• Your objective
Output every line of the material exactly, omitting images.

• Data listing
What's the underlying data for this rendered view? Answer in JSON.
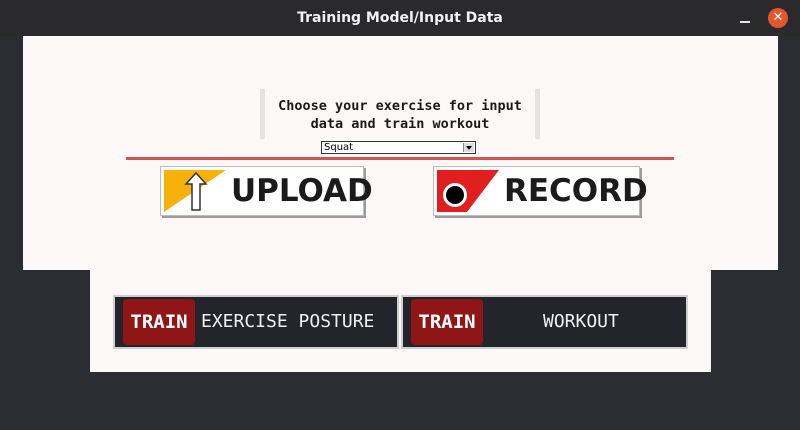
{
  "window": {
    "title": "Training Model/Input Data"
  },
  "prompt": {
    "text": "Choose your exercise for input\ndata and train workout"
  },
  "exercise_select": {
    "selected": "Squat"
  },
  "buttons": {
    "upload": "UPLOAD",
    "record": "RECORD",
    "train_posture_tag": "TRAIN",
    "train_posture_label": "EXERCISE POSTURE",
    "train_workout_tag": "TRAIN",
    "train_workout_label": "WORKOUT"
  },
  "colors": {
    "accent_red": "#cf5555",
    "train_red": "#8e1616",
    "upload_yellow": "#f6b10a",
    "record_red": "#e21f1f",
    "dark_button": "#23252b"
  }
}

• Result of the task
What's the underlying data for this rendered view? Answer in JSON.
{
  "window": {
    "title": "Training Model/Input Data"
  },
  "prompt": {
    "text": "Choose your exercise for input\ndata and train workout"
  },
  "exercise_select": {
    "selected": "Squat"
  },
  "buttons": {
    "upload": "UPLOAD",
    "record": "RECORD",
    "train_posture_tag": "TRAIN",
    "train_posture_label": "EXERCISE POSTURE",
    "train_workout_tag": "TRAIN",
    "train_workout_label": "WORKOUT"
  },
  "colors": {
    "accent_red": "#cf5555",
    "train_red": "#8e1616",
    "upload_yellow": "#f6b10a",
    "record_red": "#e21f1f",
    "dark_button": "#23252b"
  }
}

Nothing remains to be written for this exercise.